_What is needed_.
From the data that follows, copy every line holding the string "Stream".

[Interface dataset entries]
= = = = =
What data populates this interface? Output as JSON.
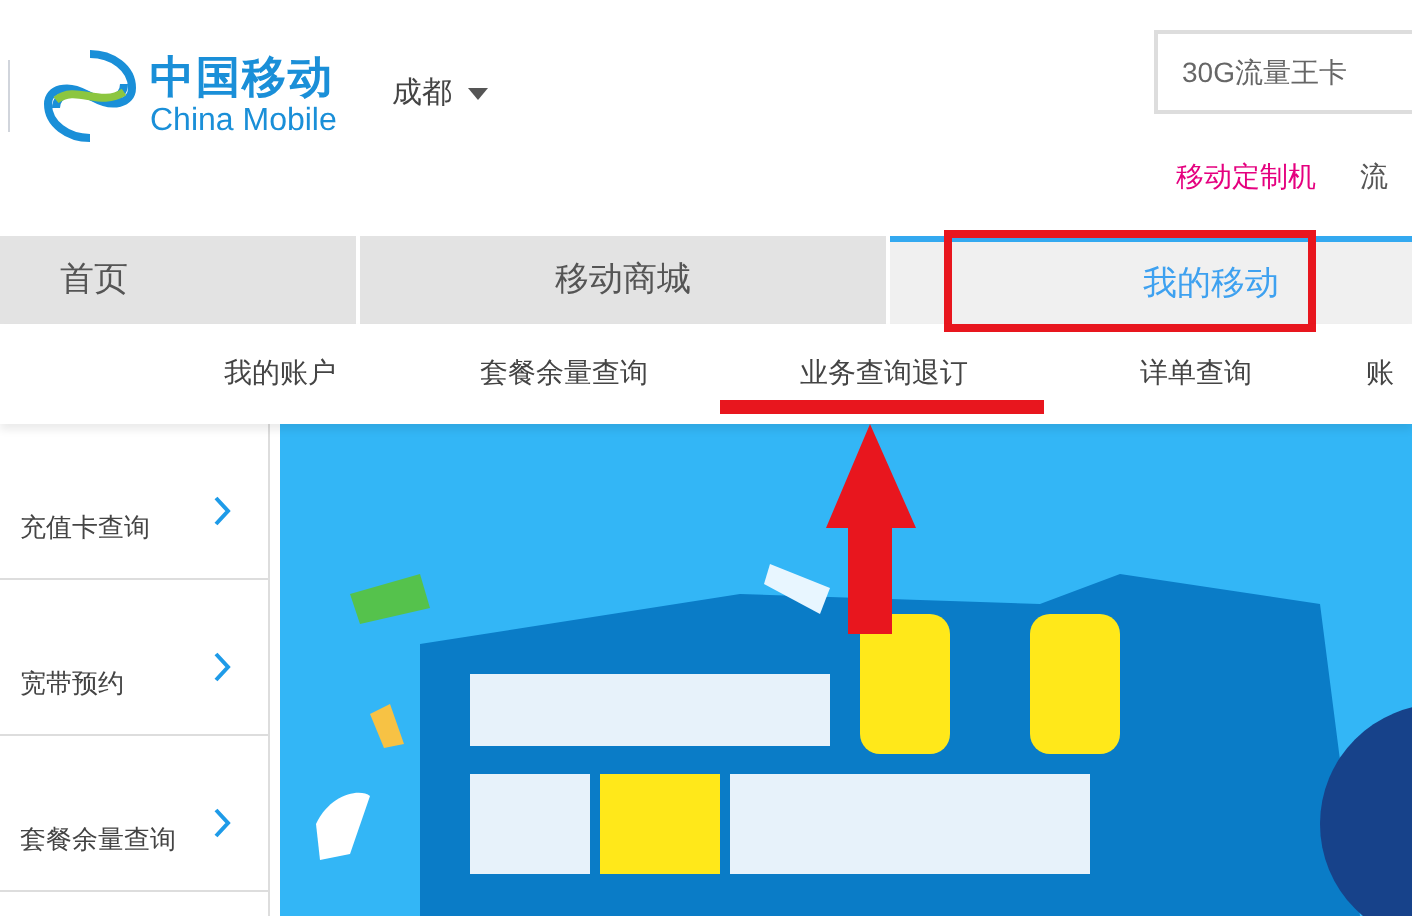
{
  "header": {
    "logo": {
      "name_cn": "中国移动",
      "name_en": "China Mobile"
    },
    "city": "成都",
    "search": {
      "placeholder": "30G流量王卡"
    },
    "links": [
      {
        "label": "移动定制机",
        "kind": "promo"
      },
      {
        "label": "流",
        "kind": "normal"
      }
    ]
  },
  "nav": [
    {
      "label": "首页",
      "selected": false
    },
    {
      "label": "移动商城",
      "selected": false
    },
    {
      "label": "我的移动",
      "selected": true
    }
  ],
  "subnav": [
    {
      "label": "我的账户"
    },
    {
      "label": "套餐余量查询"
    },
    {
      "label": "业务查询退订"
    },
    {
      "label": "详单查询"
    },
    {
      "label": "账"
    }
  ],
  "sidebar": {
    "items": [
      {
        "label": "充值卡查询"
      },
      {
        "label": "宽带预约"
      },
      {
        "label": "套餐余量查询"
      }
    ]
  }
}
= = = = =
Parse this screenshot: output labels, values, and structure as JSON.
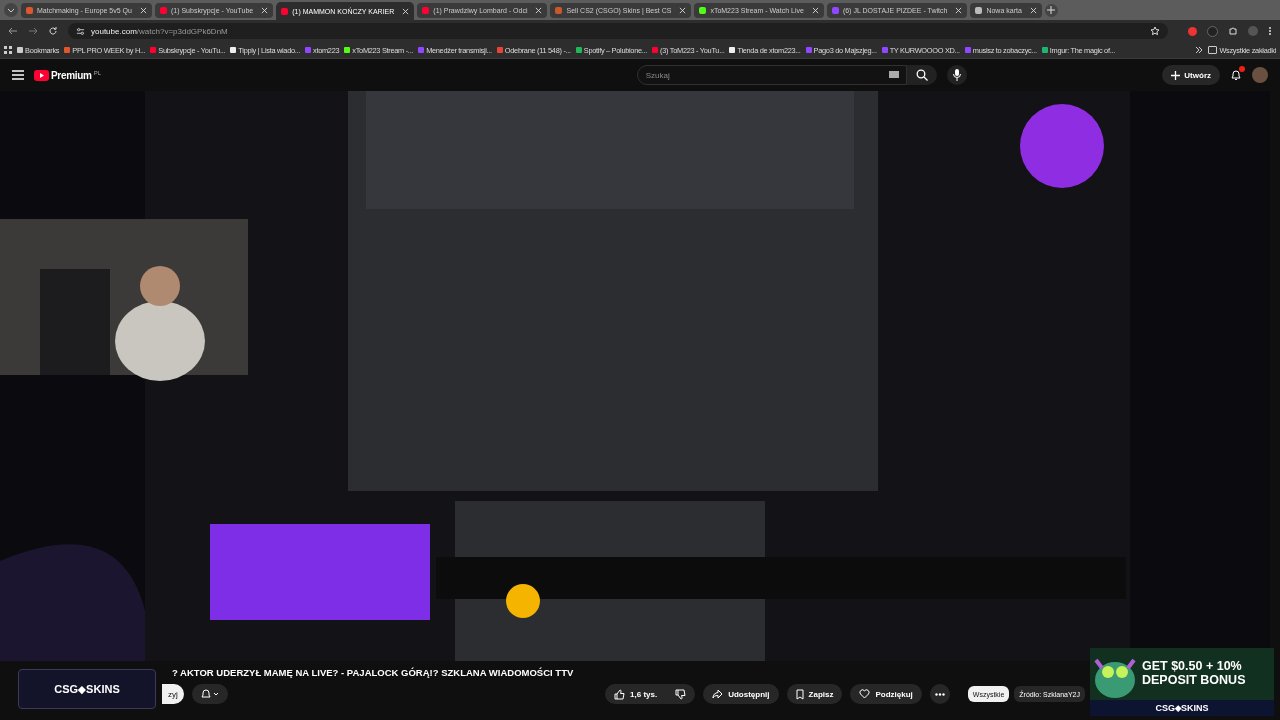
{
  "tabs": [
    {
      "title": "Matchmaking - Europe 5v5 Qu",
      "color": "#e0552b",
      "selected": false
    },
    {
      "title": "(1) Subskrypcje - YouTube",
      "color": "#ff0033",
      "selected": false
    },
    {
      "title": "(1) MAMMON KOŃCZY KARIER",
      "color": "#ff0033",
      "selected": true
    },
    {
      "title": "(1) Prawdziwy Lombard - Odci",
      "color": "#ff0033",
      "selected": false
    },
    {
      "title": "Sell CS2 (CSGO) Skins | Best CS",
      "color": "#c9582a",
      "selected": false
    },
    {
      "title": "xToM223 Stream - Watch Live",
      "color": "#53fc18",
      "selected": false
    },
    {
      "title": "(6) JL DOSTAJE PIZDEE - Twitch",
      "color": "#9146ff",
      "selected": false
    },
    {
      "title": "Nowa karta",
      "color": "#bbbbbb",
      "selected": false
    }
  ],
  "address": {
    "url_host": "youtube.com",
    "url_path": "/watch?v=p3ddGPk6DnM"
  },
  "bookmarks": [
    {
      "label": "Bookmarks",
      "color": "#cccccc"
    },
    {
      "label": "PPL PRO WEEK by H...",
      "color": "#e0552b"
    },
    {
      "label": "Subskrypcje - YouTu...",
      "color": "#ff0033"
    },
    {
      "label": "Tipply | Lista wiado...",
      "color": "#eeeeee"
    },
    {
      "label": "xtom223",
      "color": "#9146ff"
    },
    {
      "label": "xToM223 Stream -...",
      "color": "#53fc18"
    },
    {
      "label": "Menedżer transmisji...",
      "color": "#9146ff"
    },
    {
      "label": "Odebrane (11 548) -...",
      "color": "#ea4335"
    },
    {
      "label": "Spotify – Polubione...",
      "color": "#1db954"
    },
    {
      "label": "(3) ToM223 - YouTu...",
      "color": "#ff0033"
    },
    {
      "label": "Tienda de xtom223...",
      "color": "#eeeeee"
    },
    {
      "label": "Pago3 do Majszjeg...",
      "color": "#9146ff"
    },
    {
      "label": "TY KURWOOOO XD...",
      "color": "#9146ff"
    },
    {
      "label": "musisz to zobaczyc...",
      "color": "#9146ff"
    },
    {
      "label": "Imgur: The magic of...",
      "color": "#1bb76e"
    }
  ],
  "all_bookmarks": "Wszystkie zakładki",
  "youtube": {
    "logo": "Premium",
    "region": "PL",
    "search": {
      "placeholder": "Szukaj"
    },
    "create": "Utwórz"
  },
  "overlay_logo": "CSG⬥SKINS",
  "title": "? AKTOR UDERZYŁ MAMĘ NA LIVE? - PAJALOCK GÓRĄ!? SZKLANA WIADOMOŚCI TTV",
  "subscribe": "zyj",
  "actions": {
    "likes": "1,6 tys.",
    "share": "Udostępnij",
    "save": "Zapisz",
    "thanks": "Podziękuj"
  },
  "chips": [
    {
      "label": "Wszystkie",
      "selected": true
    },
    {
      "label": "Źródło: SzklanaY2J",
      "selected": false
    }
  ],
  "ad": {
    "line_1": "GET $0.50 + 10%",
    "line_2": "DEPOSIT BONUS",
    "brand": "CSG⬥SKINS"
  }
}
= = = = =
_Solution to the problem_.
      "title": "xToM223 Stream - Watch Live",
      "label": "xToM223 Stream -...",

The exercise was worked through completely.